My sister-in-law, whom I shall call Sue (like I do in real life), wasn’t missing out…in fact, she loved the movie Pride and Prejudice (BBC) and would often have it right by her TV/VCR because she was committed to watching it twice a year. The first time I noticed it there, I actually teased her about. My SIL is an urban gal, sophisticated, and what interest could this story hold for her? But her response was something like, “I just love the story” and well, how can you argue with that?
So fast-forward a few years, when I was asked to be the delivery person to a mutual friend of these BBC Pride & Prejudice VCR Tapes. There they sat, on my windowsill for a few days with Darcy’s picture spanning the tapes while Elizabeth sat calmly by. One night, I decided to just play the first one and see what the big deal was about.
Oh, my. I was hooked. As I neared the end of tape 3, I wasn’t even bothering to rewind them anymore. Just hit “eject” and pop in the next one, like candy. And yes, I had to re-watch tape 6 immediately after it was finished and rewound, because it was just SO GOOD.
I still occasionally thank my sister-in-law for introducing me to Jane Austen and re-assure myself of her forgiveness for ever snickering at her about her love of Pride & Prejudice.
So on Sunday afternoon myself and Lady Jen made our way to Muddy York (down town Toronto) to take in the show Elizabeth-Darcy. This production is fast becoming the must see show of the Toronto Fringe Festival. Staged in historic Campbell House Museum, the audience moved from room to room with the action. Hallie Burt and Kate Werneburg not only co-adapted Pride and Prejudice, but play all the parts. That’s right this was a two woman show.
To start I don’t think a better location could have been selected. From the moment we got in line I was all set to go back in time. Nothing like a 1822 home to get you in the mood. Once inside it was very clear this was going to be a very different theater experience. I’ve been in this home many times and was thrilled to step in and find it lit only by candles, blacked out windows as to blocking the busy modern street and a costumed stage manager (Steven Vargo) ready to greet us.
It is now that I want to talk to the wonderful work of Ms. Burt and Ms.Werneburg. As I said before they played all the parts, though when I think back to the show it really did feel like this production was done with a full cast. With such skill and confidence they flipped from one character to another and brought to life some wonderful outlandish people, while making them feel real. It must be noted that the jump from Elizabeth Bennet to Lydia Bennet by Ms Burt, and Ms. Wernburg’s shifting from Mr. Collins to Mrs. Bennet stick out. Both these moments must be seen to be believed. Fine acting though out the whole show.
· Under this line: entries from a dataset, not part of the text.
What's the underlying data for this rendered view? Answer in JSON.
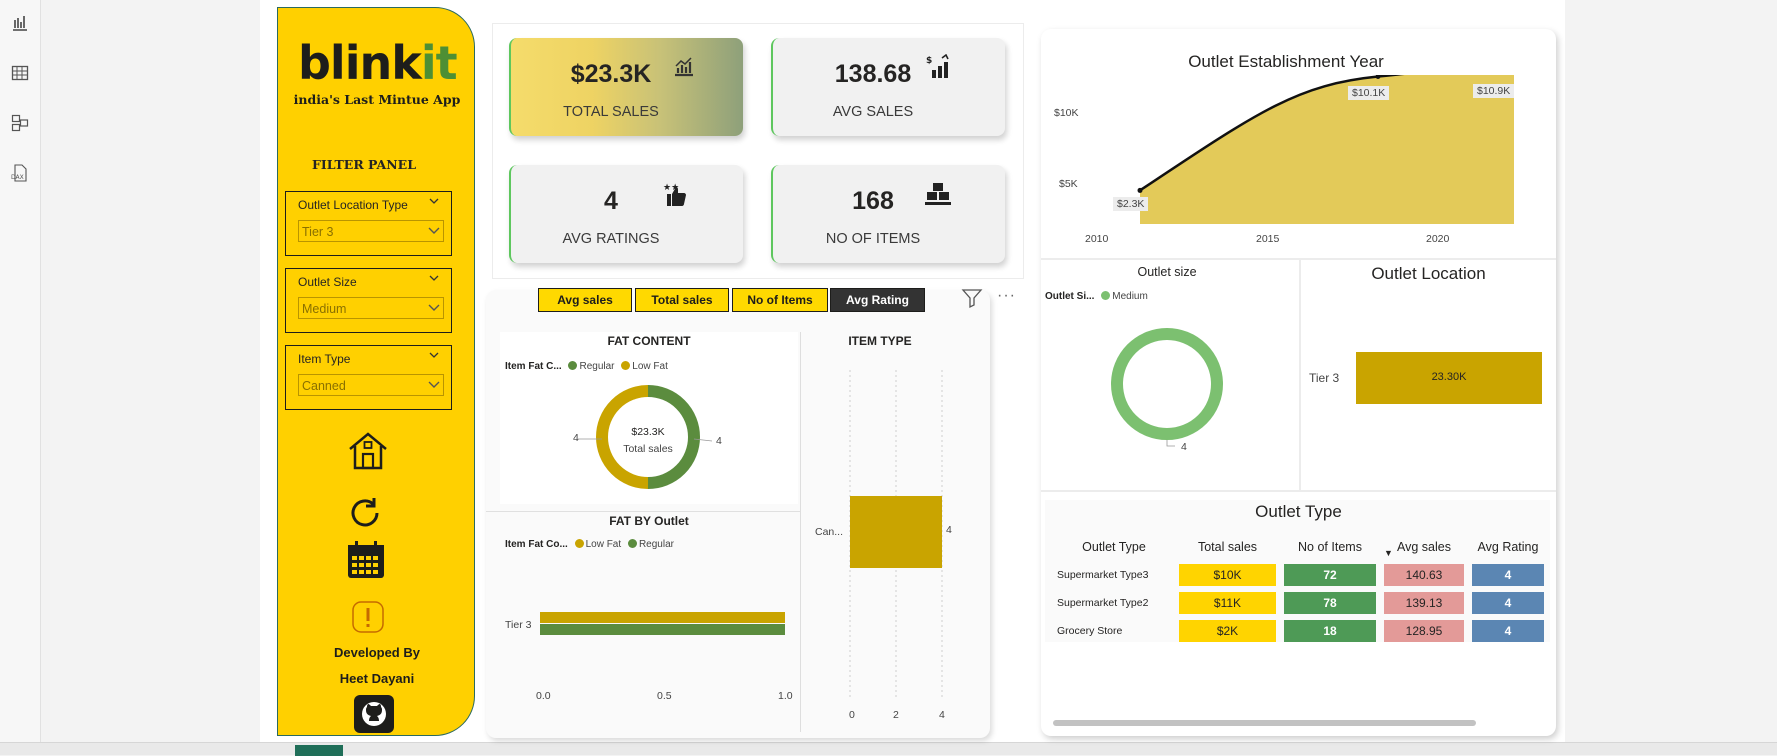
{
  "app": {
    "logo": {
      "prefix": "blink",
      "suffix": "it"
    },
    "tagline": "india's Last Mintue App",
    "colors": {
      "brand_yellow": "#ffd000",
      "brand_green": "#4d8f34",
      "bar_gold": "#c9a400",
      "regular_green": "#5b8c3e",
      "low_fat_gold": "#c9a400",
      "medium_green": "#7cc070"
    }
  },
  "rail": {
    "icons": [
      "report-view-icon",
      "table-view-icon",
      "model-view-icon",
      "dax-query-icon"
    ]
  },
  "filter_panel": {
    "title": "FILTER PANEL",
    "slicers": [
      {
        "label": "Outlet Location Type",
        "value": "Tier 3"
      },
      {
        "label": "Outlet Size",
        "value": "Medium"
      },
      {
        "label": "Item Type",
        "value": "Canned"
      }
    ],
    "nav_icons": [
      "home-icon",
      "refresh-icon",
      "calendar-icon",
      "info-icon"
    ],
    "developed_by_label": "Developed By",
    "developer_name": "Heet Dayani",
    "github_icon": "github-icon"
  },
  "kpis": [
    {
      "value": "$23.3K",
      "caption": "TOTAL SALES",
      "icon": "sales-chart-icon"
    },
    {
      "value": "138.68",
      "caption": "AVG SALES",
      "icon": "dollar-bars-icon"
    },
    {
      "value": "4",
      "caption": "AVG RATINGS",
      "icon": "thumbs-up-stars-icon"
    },
    {
      "value": "168",
      "caption": "NO OF ITEMS",
      "icon": "stacked-boxes-icon"
    }
  ],
  "metric_buttons": [
    "Avg sales",
    "Total sales",
    "No of Items",
    "Avg Rating"
  ],
  "active_metric": "Avg Rating",
  "toolbar": {
    "filter_icon": "filter-icon",
    "more": "···"
  },
  "charts": {
    "fat_content": {
      "title": "FAT CONTENT",
      "legend_title": "Item Fat C...",
      "legend": [
        "Regular",
        "Low Fat"
      ],
      "center_value": "$23.3K",
      "center_label": "Total sales",
      "left_label": "4",
      "right_label": "4"
    },
    "item_type": {
      "title": "ITEM TYPE",
      "category": "Can...",
      "bar_label": "4",
      "ticks": [
        "0",
        "2",
        "4"
      ]
    },
    "fat_by_outlet": {
      "title": "FAT BY Outlet",
      "legend_title": "Item Fat Co...",
      "legend": [
        "Low Fat",
        "Regular"
      ],
      "category": "Tier 3",
      "ticks": [
        "0.0",
        "0.5",
        "1.0"
      ]
    },
    "establishment": {
      "title": "Outlet Establishment Year",
      "y_ticks": [
        "$10K",
        "$5K"
      ],
      "x_ticks": [
        "2010",
        "2015",
        "2020"
      ],
      "point_labels": [
        "$2.3K",
        "$10.1K",
        "$10.9K"
      ]
    },
    "outlet_size": {
      "title": "Outlet size",
      "legend_title": "Outlet Si...",
      "legend": [
        "Medium"
      ],
      "label": "4"
    },
    "outlet_location": {
      "title": "Outlet Location",
      "category": "Tier 3",
      "bar_label": "23.30K"
    }
  },
  "chart_data": [
    {
      "type": "pie",
      "title": "FAT CONTENT",
      "categories": [
        "Regular",
        "Low Fat"
      ],
      "values": [
        4,
        4
      ],
      "center_text": "$23.3K Total sales"
    },
    {
      "type": "bar",
      "title": "ITEM TYPE",
      "categories": [
        "Can..."
      ],
      "values": [
        4
      ],
      "xlim": [
        0,
        4
      ],
      "orientation": "horizontal"
    },
    {
      "type": "bar",
      "title": "FAT BY Outlet",
      "categories": [
        "Tier 3"
      ],
      "series": [
        {
          "name": "Low Fat",
          "values": [
            1.0
          ]
        },
        {
          "name": "Regular",
          "values": [
            1.0
          ]
        }
      ],
      "xlim": [
        0,
        1.0
      ],
      "orientation": "horizontal"
    },
    {
      "type": "area",
      "title": "Outlet Establishment Year",
      "x": [
        2011,
        2018,
        2022
      ],
      "values": [
        2300,
        10100,
        10900
      ],
      "point_labels": [
        "$2.3K",
        "$10.1K",
        "$10.9K"
      ],
      "xlim": [
        2010,
        2022
      ],
      "ylim": [
        0,
        11000
      ]
    },
    {
      "type": "pie",
      "title": "Outlet size",
      "categories": [
        "Medium"
      ],
      "values": [
        4
      ]
    },
    {
      "type": "bar",
      "title": "Outlet Location",
      "categories": [
        "Tier 3"
      ],
      "values": [
        23300
      ],
      "orientation": "horizontal"
    }
  ],
  "outlet_type": {
    "title": "Outlet Type",
    "columns": [
      "Outlet Type",
      "Total sales",
      "No of Items",
      "Avg sales",
      "Avg Rating"
    ],
    "rows": [
      [
        "Supermarket Type3",
        "$10K",
        "72",
        "140.63",
        "4"
      ],
      [
        "Supermarket Type2",
        "$11K",
        "78",
        "139.13",
        "4"
      ],
      [
        "Grocery Store",
        "$2K",
        "18",
        "128.95",
        "4"
      ]
    ],
    "cell_colors": {
      "total_sales": "#ffd400",
      "items": "#4e9a56",
      "avg_sales": "#e39a98",
      "rating": "#5b86b3"
    }
  }
}
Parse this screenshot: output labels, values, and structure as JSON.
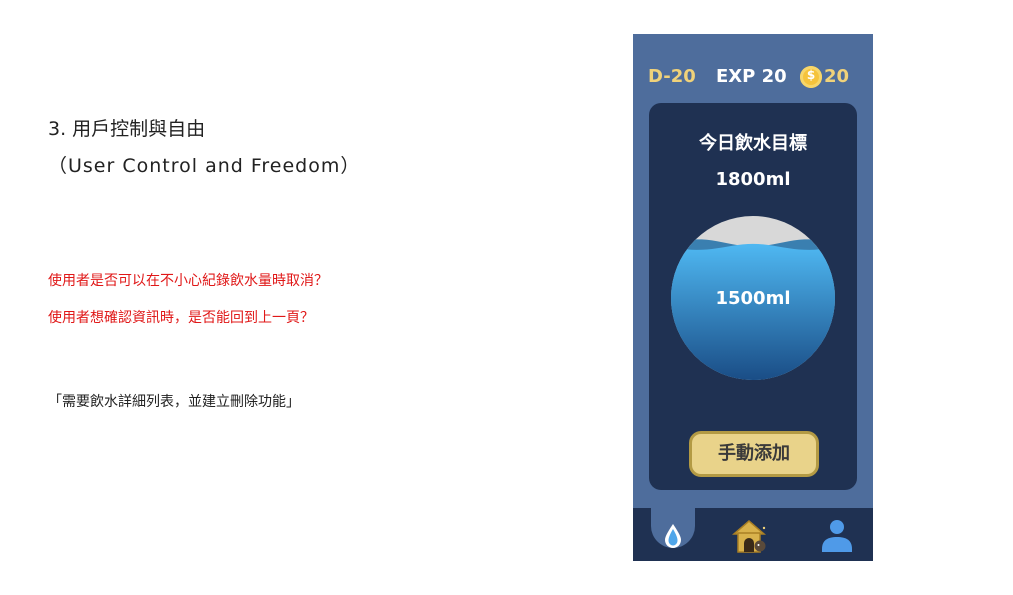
{
  "slide": {
    "heading": "3. 用戶控制與自由",
    "subheading": "（User Control and Freedom）",
    "question_1": "使用者是否可以在不小心紀錄飲水量時取消？",
    "question_2": "使用者想確認資訊時，是否能回到上一頁？",
    "quote": "「需要飲水詳細列表，並建立刪除功能」",
    "question_color": "#e01818"
  },
  "app": {
    "status": {
      "day": "D-20",
      "exp": "EXP 20",
      "coins": "20",
      "coin_icon": "coin-icon"
    },
    "card": {
      "title": "今日飲水目標",
      "goal": "1800ml",
      "current": "1500ml",
      "fill_fraction": 0.83,
      "add_button_label": "手動添加"
    },
    "nav": {
      "items": [
        {
          "name": "water",
          "icon": "water-drop-icon",
          "active": true
        },
        {
          "name": "home",
          "icon": "doghouse-icon",
          "active": false
        },
        {
          "name": "profile",
          "icon": "user-icon",
          "active": false
        }
      ]
    },
    "colors": {
      "phone_bg": "#4e6d9c",
      "card_bg": "#1f3152",
      "gold": "#f0d27a",
      "water_light": "#4fb8f2",
      "water_dark": "#1a4d86",
      "button_bg": "#e9d38a"
    }
  }
}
Now I am told that this adaption is very close to the book and I will have to take Lady Jen’s word on that. You see I have never read P and P, and have tried many times but just could not make it past more then the first chapter. To add to this I have never been able to sit though a film adaption. So for me this was a very new story. I found myself in this wonderful setting with these wonderful actress and wishing we could see more of what the other characters were up to.
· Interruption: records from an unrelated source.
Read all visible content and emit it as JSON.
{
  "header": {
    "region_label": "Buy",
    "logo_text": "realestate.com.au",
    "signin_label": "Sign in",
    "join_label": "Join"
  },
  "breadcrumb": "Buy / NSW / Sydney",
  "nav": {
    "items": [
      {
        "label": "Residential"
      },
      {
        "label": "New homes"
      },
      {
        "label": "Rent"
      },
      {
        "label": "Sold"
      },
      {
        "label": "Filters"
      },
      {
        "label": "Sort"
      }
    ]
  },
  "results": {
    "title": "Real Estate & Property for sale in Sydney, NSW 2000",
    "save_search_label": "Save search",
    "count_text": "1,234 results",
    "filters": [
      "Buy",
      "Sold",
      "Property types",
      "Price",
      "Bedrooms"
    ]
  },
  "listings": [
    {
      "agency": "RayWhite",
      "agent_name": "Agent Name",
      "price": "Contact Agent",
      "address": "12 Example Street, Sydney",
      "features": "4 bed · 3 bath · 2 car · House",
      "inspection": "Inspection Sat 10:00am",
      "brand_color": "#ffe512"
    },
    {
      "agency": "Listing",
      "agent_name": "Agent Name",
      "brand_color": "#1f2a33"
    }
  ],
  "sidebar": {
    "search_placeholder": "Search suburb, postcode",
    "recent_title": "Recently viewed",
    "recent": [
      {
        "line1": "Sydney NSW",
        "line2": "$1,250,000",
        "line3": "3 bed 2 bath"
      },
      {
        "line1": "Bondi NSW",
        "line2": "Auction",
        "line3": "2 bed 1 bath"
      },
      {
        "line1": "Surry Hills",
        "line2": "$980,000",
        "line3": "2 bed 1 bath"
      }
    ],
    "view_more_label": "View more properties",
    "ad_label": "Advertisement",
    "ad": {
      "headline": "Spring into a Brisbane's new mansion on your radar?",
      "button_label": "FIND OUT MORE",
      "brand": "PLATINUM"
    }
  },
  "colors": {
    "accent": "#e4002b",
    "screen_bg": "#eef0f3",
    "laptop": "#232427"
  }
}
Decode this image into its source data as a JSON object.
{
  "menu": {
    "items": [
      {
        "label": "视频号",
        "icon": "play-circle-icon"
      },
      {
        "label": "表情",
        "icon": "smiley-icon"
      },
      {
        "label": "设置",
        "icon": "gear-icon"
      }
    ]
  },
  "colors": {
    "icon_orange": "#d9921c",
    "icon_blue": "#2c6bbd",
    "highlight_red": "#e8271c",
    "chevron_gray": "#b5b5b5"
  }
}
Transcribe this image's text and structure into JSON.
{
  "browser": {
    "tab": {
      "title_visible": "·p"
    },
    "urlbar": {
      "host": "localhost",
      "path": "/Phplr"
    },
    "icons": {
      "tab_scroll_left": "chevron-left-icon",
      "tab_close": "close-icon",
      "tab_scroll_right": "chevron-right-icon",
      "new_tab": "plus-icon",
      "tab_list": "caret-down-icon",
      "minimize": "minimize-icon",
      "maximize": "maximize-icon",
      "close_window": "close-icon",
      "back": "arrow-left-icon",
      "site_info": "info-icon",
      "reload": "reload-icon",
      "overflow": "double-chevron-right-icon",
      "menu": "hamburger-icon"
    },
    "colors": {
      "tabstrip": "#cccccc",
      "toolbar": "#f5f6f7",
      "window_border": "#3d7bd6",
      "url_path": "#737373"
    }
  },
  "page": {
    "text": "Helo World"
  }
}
I know that it is Liz’s and Darcy’s great romance but with such a talented pair bringing all these people to life, I just wanted more! How did the romance of Jane and Charles go? How did someone like Mr. Bennet wind up with Mrs.Bennet? Oh and above all else what went down with Wickham? I would have been happy to see a full show about him and Lydia. Maybe that’s a good thing and a testament to how good the show really was. It captivated me and I walked away having seen a story I never seen before. So I can honestly recommend this production for those who have never read/don’t like the book.
All in all it wouldn’t be a big surprise if this production wins something at the end of it’s run. If you can only see one show this year at the Toronto Fringe make it Elizabeth-Darcy.